I’m a “special ed.” teacher. I prefer to say that I teach kids with special needs. I actually prefer to think that I just have some tricks to help ALL kids learn and that’s what makes me qualified to work with kids who are “exceptional.” Whatever you call them, kids are kids. And the new “Common Core State Standards Initiatives” is for ALL kids, no matter their exceptionalities.
The CCSS webpage says that “The Common Core State Standards provide a consistent, clear understanding of what students are expected to learn, so teachers and parents know what they need to do to help them. The standards are designed to be robust and relevant to the real world, reflecting the knowledge and skills that our young people need for success in college and careers.” To be clear, I do not understand how these standards achieve these goals where the “old standards” or the “Ohio Academic Content Standards” didn’t. In reviewing the CCSS (for grades K-3) in the past several months, I see some holes. I see some questionable areas. I see that some of the Math Standards appear to be more developmentally appropriate while some of the English Language Arts Standards do not. The more I keep reading about the CCSS (there’s also a Free App called Common Core Standards), they are actually quite controversial and a bit of a conversation piece. No matter what my stance on the acceptance of these standards, one thing we can agree on, we need to keep standards high and consistent so that all kids can learn.
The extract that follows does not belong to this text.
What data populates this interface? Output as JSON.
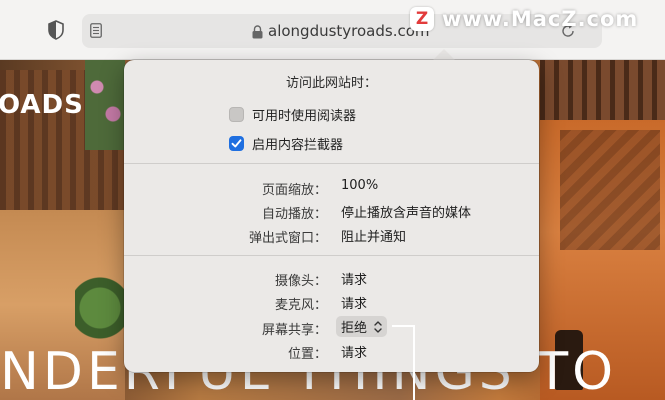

With the implementation of the CCSS, I have had to reexamine some lessons, redesign some practice activities, and rethink some of our strategies. In doing so, I keep going back to one concept, all kids can learn. And although I found the “Application to Students with Disabilities,” I feel that I can make the connections myself. This document lacks something for me when connecting CCSS to my students. My students have autism. They have cognitive disabilities. My students have genetic disorders and speech and language disorders and hearing impairments. My students are individuals and the generic modifications and accommodations become more meaningful when I think of them in context of my own students.
Here’s an example. Student A is going to first grade. He uses words, but only in 1-3 word phrases and typically only when he wants or needs something. He is not conversational and although he enjoys listening to books read aloud, he prefers to listen to an animated, automated voice read the text rather than my teacher voice. I believe he does this so that he can repeatedly return to his favorite pages and hear the same text time after time. He has started to read this year, now expressively reading 10 sight words and attempting to sound out short a words like hat, cat, can, man and ant. His typically developing peers are now reading over 30 sight words and have learned to read all short vowel words using a, e, i, o, and u. They can read decodable text on their own and expressively tell what the story is about. Student A can point to pictures and use one word utterances to label them. Typically developing students can label objects in writing and have started to write complete sentences. Although Student A is at a very different developmental level than his peers, grade level standards can he applied to both Student A and his same grade peers.
One of Student A’s IEP objectives is to choose the beginning sound of a word given four letter choices visually. This ties directly to Phonemic Awareness Objectives like “Isolate and pronounce initial, medial vowel, and final sounds (phonemes) in spoken single-syllable words.” While Student A may be working on beginning sounds with visual choices as an accommodation, a typically developing peer may be working on medial or final sounds in short or long vowel words.
So, how can we use iOS Apps to support objectives such as these? Well, think of the App Word Magic. Word Magic ($.99) gives four letter choices as the beginning, medial, or ending sound of a word that is represented with a visual picture cue. You can customize for 3 letter words or long words, as well as long or short vowel words. You might even get to work on letter blends and digraphs. It even takes data to show those responses correct on the first try and those incorrect, but allows the user to continue “guessing” until he/she chooses the correct letter for errorless learning.
How about ABC Magnetic Alphabet ($1.99)? It provides picture cues as “magnets” then allows letters as “magnets” so that objects can be labeled in writing using manipulative letters.
How about using the Educreations Interactive Whiteboard (free) where we could produce a whole lesson, record it, and play it back for later review? Perhaps review at home? Or preview at home? Have we just “flipped” the resource room?
There are thousands of Apps that can assist in any classroom, including inclusion classrooms and resource rooms. Check out this great resource page called “APPvice: Using iOS Devices to Support Students with Special Needs” in which pages are provided for specific areas of concern, as well as recommendations for Apps and demonstrations of Apps. Melanie Broxterman (a “special ed.” teacher from the greater Cincinnati area) and I created this page for a state presentation and have since shared it and used it in countless situations.
Another resource that I am currently working on that is applicable to ALL kids is titled “Connecting the Common Core to iOS Apps K-3.” This is currently a work in progress and I am hoping to have it completed before the first day of school (Aug. 29th, 2012). Please check in there, and, if you have suggestions, please email me ASAP.
While teaching students with special needs is both challenging and rewarding, we need to keep in mind that ALL kids deserve high expectations, quality instruction, appropriate support, AND grade level standards.